[Interface dataset entries]
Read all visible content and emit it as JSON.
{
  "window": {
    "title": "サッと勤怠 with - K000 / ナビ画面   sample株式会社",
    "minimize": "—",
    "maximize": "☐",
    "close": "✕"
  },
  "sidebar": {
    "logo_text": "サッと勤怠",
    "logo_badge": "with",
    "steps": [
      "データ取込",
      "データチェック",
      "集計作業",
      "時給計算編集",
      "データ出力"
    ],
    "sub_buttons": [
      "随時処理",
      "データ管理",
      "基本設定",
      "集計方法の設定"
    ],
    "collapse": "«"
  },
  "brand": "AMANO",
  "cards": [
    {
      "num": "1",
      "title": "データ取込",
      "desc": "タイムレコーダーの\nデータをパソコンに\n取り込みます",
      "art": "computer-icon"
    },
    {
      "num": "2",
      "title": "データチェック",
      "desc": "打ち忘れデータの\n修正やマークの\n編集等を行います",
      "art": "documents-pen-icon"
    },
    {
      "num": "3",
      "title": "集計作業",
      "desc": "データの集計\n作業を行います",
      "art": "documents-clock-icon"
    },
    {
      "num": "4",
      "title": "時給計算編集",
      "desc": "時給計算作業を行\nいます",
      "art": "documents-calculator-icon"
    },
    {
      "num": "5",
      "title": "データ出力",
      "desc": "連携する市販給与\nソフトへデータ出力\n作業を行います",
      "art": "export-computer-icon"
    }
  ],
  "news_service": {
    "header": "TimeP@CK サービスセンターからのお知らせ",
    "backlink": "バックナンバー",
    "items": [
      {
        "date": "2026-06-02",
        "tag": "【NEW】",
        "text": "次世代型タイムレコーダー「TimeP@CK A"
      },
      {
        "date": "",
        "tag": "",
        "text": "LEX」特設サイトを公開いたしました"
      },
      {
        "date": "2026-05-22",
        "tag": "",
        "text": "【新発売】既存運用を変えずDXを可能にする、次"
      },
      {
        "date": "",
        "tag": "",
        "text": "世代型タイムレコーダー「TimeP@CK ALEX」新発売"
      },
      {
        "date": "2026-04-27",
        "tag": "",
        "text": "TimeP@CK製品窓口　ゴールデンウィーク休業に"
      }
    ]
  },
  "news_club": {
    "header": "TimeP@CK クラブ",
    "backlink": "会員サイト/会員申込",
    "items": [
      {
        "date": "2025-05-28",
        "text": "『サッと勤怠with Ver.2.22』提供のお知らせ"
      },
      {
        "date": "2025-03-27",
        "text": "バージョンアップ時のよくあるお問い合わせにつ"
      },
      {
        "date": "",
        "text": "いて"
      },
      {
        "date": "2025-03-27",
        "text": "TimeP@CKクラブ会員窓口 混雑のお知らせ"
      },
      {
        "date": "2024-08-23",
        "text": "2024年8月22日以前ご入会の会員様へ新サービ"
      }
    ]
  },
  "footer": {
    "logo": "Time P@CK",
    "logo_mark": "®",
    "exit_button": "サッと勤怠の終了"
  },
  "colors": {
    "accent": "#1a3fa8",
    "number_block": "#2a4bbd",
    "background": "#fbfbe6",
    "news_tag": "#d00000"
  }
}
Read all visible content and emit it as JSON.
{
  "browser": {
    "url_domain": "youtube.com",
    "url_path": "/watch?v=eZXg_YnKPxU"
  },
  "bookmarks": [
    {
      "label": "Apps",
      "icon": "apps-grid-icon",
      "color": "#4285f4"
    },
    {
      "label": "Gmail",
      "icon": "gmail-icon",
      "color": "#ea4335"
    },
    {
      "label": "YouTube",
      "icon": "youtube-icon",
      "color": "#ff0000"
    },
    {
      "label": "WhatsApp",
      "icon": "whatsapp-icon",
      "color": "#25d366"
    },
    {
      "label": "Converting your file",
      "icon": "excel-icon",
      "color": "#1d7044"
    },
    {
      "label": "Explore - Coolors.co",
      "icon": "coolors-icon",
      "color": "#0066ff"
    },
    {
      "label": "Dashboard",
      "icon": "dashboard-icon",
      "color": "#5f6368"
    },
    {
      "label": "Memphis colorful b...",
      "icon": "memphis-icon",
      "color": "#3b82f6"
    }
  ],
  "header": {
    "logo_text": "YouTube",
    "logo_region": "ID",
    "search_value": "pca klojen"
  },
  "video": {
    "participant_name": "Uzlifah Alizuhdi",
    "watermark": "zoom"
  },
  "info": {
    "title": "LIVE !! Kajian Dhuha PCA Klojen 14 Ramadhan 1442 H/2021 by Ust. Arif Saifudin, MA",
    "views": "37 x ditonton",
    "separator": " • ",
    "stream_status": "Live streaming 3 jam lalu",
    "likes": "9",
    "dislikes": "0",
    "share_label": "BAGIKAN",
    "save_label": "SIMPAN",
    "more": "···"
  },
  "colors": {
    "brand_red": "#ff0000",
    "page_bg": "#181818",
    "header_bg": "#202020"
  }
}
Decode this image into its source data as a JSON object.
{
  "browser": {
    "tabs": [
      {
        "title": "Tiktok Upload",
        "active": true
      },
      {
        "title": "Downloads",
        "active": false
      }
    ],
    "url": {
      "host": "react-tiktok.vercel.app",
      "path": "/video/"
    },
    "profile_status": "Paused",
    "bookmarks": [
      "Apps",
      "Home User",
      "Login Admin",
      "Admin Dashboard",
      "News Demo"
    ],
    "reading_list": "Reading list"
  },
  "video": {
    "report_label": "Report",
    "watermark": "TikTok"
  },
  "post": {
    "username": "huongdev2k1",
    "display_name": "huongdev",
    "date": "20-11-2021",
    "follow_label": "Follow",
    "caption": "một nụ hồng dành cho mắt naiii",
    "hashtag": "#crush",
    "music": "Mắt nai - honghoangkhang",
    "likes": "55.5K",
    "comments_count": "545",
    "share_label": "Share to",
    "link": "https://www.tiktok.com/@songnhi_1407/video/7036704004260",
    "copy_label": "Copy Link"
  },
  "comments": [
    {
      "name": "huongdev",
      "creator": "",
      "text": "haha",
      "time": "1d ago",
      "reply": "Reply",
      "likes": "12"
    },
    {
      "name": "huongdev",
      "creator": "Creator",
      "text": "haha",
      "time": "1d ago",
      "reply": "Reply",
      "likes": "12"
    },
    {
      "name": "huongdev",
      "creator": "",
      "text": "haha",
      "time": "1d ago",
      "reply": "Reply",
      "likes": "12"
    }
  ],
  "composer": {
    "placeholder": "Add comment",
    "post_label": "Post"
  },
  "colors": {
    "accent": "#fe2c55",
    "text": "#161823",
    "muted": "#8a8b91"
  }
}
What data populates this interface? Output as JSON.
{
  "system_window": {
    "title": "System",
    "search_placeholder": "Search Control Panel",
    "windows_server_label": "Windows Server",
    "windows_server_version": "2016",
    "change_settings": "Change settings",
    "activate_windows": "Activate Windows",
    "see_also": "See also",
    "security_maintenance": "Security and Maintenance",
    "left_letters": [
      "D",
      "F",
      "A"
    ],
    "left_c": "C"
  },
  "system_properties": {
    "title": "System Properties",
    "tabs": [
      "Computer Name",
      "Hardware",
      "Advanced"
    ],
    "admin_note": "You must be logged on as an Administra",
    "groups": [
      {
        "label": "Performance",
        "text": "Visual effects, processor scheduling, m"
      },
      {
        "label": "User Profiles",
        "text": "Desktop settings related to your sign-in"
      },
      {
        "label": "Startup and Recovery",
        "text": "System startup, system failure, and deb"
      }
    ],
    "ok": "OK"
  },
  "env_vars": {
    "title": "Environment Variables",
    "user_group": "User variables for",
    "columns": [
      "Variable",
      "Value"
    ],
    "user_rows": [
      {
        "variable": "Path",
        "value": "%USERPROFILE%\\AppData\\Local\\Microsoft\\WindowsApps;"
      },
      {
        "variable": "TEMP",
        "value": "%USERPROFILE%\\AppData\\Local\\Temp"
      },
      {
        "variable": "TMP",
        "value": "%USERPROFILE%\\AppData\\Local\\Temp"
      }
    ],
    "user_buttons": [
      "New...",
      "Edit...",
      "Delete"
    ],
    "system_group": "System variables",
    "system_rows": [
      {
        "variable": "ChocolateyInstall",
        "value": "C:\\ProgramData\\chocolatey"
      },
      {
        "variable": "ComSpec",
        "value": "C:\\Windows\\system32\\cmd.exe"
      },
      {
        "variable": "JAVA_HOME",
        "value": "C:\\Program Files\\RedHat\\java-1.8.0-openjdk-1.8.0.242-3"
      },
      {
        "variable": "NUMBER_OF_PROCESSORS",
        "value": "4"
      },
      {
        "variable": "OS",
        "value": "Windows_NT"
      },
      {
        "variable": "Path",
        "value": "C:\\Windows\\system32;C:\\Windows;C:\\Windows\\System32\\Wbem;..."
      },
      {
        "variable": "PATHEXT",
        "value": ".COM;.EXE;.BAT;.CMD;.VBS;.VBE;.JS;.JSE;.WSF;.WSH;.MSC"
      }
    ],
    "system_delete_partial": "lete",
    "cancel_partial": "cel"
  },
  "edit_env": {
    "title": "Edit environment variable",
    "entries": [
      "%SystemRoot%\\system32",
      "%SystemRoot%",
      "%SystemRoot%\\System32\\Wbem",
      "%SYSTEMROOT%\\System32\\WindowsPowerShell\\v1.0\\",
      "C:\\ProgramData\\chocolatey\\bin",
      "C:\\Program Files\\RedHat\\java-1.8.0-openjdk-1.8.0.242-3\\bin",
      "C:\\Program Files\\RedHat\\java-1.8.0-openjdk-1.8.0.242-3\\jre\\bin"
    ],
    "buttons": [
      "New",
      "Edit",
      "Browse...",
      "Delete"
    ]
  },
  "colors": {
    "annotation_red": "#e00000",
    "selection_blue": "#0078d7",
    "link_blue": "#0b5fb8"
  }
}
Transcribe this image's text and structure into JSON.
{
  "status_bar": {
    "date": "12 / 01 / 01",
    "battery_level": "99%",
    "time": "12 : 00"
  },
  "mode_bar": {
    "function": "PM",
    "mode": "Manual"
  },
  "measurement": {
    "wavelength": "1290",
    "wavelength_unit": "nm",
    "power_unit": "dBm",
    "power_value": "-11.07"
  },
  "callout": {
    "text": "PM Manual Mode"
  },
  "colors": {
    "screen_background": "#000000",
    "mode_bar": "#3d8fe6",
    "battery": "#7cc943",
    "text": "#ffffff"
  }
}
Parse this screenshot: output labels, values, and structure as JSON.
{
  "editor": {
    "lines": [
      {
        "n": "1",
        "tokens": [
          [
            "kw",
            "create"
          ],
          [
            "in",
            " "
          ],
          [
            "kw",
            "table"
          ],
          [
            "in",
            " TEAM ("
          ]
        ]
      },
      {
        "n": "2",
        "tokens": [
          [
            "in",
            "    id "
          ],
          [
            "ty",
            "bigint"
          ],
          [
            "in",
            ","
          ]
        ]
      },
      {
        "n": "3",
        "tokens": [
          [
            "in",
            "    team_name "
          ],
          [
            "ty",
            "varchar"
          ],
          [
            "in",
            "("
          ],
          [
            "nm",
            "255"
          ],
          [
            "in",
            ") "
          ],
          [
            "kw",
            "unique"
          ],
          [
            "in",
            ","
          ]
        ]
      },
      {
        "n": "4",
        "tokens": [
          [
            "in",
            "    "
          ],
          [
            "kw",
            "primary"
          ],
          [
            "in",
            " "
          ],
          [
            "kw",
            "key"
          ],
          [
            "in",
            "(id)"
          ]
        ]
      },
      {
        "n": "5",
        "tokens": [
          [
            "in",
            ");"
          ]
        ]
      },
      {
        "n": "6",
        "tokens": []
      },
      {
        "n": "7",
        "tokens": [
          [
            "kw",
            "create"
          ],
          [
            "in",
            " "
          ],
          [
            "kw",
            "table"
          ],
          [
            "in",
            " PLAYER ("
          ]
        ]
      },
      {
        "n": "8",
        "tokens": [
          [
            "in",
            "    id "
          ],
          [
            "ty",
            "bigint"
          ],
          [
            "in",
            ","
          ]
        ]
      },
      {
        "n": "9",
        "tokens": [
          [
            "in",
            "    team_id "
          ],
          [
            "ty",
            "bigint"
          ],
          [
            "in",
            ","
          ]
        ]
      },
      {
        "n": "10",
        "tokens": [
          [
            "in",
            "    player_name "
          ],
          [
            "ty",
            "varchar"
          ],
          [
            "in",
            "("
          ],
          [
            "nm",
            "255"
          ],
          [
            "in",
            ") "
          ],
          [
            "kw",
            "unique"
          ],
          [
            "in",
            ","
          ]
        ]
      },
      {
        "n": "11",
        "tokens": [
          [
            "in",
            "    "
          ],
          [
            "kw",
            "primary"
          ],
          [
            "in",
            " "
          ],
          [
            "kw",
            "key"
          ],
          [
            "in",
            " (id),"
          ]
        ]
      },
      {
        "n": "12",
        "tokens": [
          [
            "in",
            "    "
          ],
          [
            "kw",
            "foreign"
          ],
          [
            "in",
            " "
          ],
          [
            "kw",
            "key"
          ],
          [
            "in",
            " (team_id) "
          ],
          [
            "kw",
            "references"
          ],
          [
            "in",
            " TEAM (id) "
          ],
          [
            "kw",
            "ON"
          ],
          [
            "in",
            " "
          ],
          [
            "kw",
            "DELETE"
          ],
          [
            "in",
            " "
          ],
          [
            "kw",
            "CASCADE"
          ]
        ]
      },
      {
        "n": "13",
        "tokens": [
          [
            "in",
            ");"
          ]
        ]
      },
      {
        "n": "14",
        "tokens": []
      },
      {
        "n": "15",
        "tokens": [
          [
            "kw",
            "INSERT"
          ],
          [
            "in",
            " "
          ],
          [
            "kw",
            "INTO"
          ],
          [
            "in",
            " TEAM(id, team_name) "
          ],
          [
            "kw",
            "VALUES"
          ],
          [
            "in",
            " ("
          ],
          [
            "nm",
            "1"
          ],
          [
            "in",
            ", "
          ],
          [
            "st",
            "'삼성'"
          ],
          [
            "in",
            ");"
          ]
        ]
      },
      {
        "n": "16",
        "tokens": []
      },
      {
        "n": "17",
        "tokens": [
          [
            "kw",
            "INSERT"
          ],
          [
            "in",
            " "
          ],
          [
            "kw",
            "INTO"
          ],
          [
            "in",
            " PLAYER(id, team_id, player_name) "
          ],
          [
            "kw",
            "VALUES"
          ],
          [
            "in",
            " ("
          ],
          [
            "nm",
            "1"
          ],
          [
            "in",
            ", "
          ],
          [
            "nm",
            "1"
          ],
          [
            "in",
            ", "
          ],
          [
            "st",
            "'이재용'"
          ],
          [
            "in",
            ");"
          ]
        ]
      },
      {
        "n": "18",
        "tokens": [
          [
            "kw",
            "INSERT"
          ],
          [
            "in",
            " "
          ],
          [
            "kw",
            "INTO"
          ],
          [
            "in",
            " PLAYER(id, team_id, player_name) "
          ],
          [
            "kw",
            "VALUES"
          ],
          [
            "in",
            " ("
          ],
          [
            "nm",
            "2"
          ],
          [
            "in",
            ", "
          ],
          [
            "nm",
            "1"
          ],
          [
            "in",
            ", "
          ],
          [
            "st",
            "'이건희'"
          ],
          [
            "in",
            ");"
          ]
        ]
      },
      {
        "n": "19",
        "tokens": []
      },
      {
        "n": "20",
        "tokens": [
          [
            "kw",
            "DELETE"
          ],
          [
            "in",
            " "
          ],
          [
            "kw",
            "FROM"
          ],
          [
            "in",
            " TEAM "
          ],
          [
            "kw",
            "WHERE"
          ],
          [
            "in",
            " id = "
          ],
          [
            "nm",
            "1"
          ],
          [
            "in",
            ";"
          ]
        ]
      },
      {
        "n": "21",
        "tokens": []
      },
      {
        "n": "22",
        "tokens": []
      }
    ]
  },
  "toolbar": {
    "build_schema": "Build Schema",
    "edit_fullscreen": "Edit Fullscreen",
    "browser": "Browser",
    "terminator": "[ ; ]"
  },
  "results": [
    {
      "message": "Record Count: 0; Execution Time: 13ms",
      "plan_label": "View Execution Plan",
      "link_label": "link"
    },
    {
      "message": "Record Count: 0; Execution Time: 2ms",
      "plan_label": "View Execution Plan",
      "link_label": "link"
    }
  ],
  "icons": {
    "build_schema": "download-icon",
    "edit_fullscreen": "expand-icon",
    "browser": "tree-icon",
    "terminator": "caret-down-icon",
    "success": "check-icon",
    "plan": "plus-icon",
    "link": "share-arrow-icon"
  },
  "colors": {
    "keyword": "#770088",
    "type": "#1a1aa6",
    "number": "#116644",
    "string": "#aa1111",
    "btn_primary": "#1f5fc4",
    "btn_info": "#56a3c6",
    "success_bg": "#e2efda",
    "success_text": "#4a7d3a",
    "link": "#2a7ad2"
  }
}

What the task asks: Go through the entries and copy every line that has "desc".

Exercise answer:
      "desc": "タイムレコーダーの\nデータをパソコンに\n取り込みます",
      "desc": "打ち忘れデータの\n修正やマークの\n編集等を行います",
      "desc": "データの集計\n作業を行います",
      "desc": "時給計算作業を行\nいます",
      "desc": "連携する市販給与\nソフトへデータ出力\n作業を行います",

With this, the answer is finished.